  3. Terrarium Gardens: Plant African violets in a glass terrarium or a large, clear container to create a mini indoor garden. Incorporate other small plants, decorative elements like rocks or mini figurines, and add a layer of moss for a whimsical touch.
  4. Hanging Baskets: Consider using trailing or semi-trailing African violet varieties in hanging baskets. Hang them near a window or in a well-lit corner to let their cascading leaves and blossoms spill gracefully.
  5. Indoor Window Garden: Place a row of African violet plants on a windowsill to create a lovely indoor window garden. This not only provides the plants with the ideal light they need but also adds a splash of color to your room’s view from the outside.
  6. Vintage Teacups or Pots: Repurpose vintage teacups, mugs, or small decorative pots as unique planters for individual African violet plants. The charming mismatched look adds character and interest to your display.
  7. Tiered Plant Stands: Utilize tiered plant stands or shelves to create a multi-level display of African violets. This not only maximizes space but also adds dimension and visual appeal to your indoor garden.
  8. Glass Cloche or Bell Jar: Place a single African violet or a small grouping under a glass cloche or bell jar for an elegant and sophisticated display. The transparent cover protects the plants while adding a touch of elegance.
  9. Theme-Based Display: Create a theme-based display by incorporating decorative elements that complement your African violets. For example, add fairy garden accessories, vintage botanical prints, or decorative plant labels.
  10. Living Centerpiece: Design a living centerpiece for your dining or coffee table using a collection of African violets in a shallow dish or a decorative tray. Add decorative pebbles or miniature fairy garden items to create a whimsical atmosphere.


In conclusion, African violet plants truly belong to the enchanting world of indoor gardening. Their captivating beauty, vibrant colors, and delicate leaves have made them a favorite among plant enthusiasts for generations. With the right care and attention, these charming plants can bring joy, elegance, and a touch of nature to any indoor space.

In this blog post, we’ve explored the fascinating world of African violet plants, delving into their rich history, diverse varieties, and the artistry of their leaves and blooms. We’ve discussed the importance of choosing the right environment, including providing the ideal light, temperature, humidity, and proper potting soil for these lovely plants to thrive.

We’ve also covered essential aspects of African violet care, such as watering and feeding, which play a vital role in their growth and well-being. By understanding their specific needs and following best practices, you can ensure your African violets remain healthy and vibrant, producing an abundance of stunning flowers.

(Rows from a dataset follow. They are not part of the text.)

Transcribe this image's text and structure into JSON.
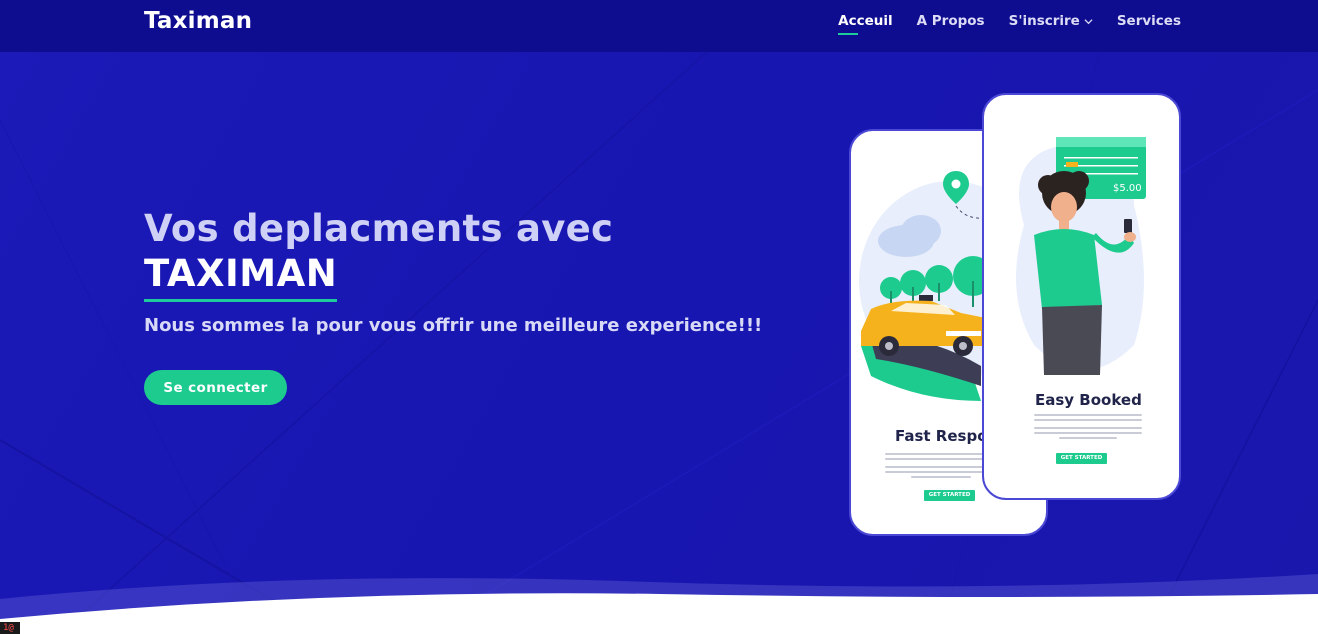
{
  "navbar": {
    "brand": "Taximan",
    "links": [
      {
        "label": "Acceuil",
        "active": true
      },
      {
        "label": "A Propos",
        "active": false
      },
      {
        "label": "S'inscrire",
        "active": false,
        "dropdown": true
      },
      {
        "label": "Services",
        "active": false
      }
    ]
  },
  "hero": {
    "title_line1": "Vos deplacments avec",
    "title_line2": "TAXIMAN",
    "subtitle": "Nous sommes la pour vous offrir une meilleure experience!!!",
    "cta_label": "Se connecter"
  },
  "illustration": {
    "phone1": {
      "title": "Fast Respon",
      "button": "GET STARTED"
    },
    "phone2": {
      "title": "Easy Booked",
      "button": "GET STARTED",
      "price": "$5.00"
    }
  },
  "corner_badge": "1@",
  "colors": {
    "background": "#1a18b4",
    "navbar": "#0f0d8f",
    "accent": "#1ecb8f"
  },
  "icons": [
    "chevron-down-icon",
    "location-pin-icon",
    "taxi-icon",
    "cloud-icon",
    "tree-icon",
    "smartphone-icon"
  ]
}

We’ve learned the art of repotting and propagation, valuable techniques to maintain the vigor of the plants and expand your collection. Properly repotting and propagating African violets allow you to provide them with ample space and create new plants to share or adorn various parts of your home.

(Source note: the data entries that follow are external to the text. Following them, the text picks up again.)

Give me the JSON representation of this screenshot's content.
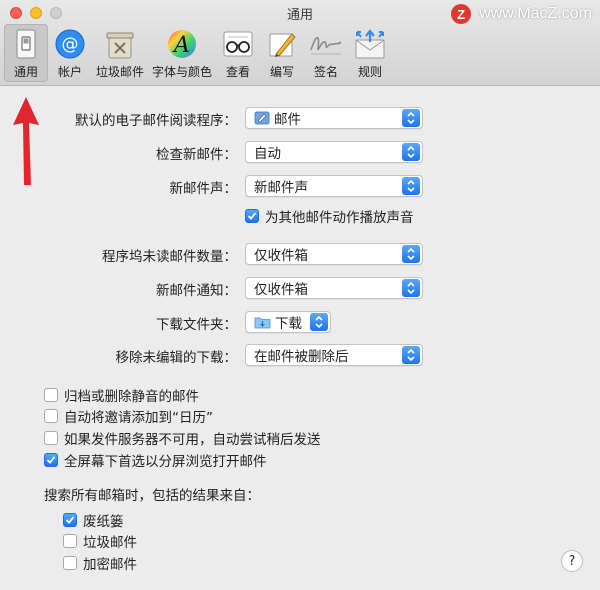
{
  "window": {
    "title": "通用"
  },
  "watermark": {
    "logo_letter": "Z",
    "text": "www.MacZ.com"
  },
  "toolbar": {
    "items": [
      {
        "label": "通用",
        "icon": "general-switch-icon",
        "selected": true
      },
      {
        "label": "帐户",
        "icon": "at-sign-icon"
      },
      {
        "label": "垃圾邮件",
        "icon": "trash-bin-icon"
      },
      {
        "label": "字体与颜色",
        "icon": "font-color-icon"
      },
      {
        "label": "查看",
        "icon": "glasses-icon"
      },
      {
        "label": "编写",
        "icon": "pencil-icon"
      },
      {
        "label": "签名",
        "icon": "signature-icon"
      },
      {
        "label": "规则",
        "icon": "rules-envelope-icon"
      }
    ]
  },
  "settings": {
    "default_reader": {
      "label": "默认的电子邮件阅读程序：",
      "value": "邮件"
    },
    "check_mail": {
      "label": "检查新邮件：",
      "value": "自动"
    },
    "new_mail_sound": {
      "label": "新邮件声：",
      "value": "新邮件声"
    },
    "play_sounds": {
      "label": "为其他邮件动作播放声音",
      "checked": true
    },
    "dock_unread": {
      "label": "程序坞未读邮件数量：",
      "value": "仅收件箱"
    },
    "new_mail_notify": {
      "label": "新邮件通知：",
      "value": "仅收件箱"
    },
    "downloads_folder": {
      "label": "下载文件夹：",
      "value": "下载"
    },
    "remove_downloads": {
      "label": "移除未编辑的下载：",
      "value": "在邮件被删除后"
    }
  },
  "options": [
    {
      "label": "归档或删除静音的邮件",
      "checked": false
    },
    {
      "label": "自动将邀请添加到“日历”",
      "checked": false
    },
    {
      "label": "如果发件服务器不可用，自动尝试稍后发送",
      "checked": false
    },
    {
      "label": "全屏幕下首选以分屏浏览打开邮件",
      "checked": true
    }
  ],
  "search": {
    "title": "搜索所有邮箱时，包括的结果来自：",
    "items": [
      {
        "label": "废纸篓",
        "checked": true
      },
      {
        "label": "垃圾邮件",
        "checked": false
      },
      {
        "label": "加密邮件",
        "checked": false
      }
    ]
  },
  "help": {
    "label": "?"
  },
  "colors": {
    "accent": "#1c74ee",
    "annotation_arrow": "#e3262d"
  }
}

Also, we’ve explored effective methods for preventing and managing pests and diseases, safeguarding your African violets from potential threats. By adopting a proactive approach and maintaining good hygiene, you can keep your plants flourishing and free from unwanted pests and ailments.

Finally, we’ve delved into the creative world of displaying and arranging African violets, where you can let your imagination roam free. From group plantings to themed displays, and hanging baskets to vintage teacups, the possibilities are endless, and each arrangement brings its unique charm and personality.

As you embark on your journey with African violet plants, remember that each one is a living work of art that deserves your care and appreciation. With the knowledge and tips shared in this blog post, we hope you’ll find joy in cultivating and showcasing these delicate beauties, creating a harmonious and captivating indoor garden that fills your home with beauty, serenity, and the wonders of nature.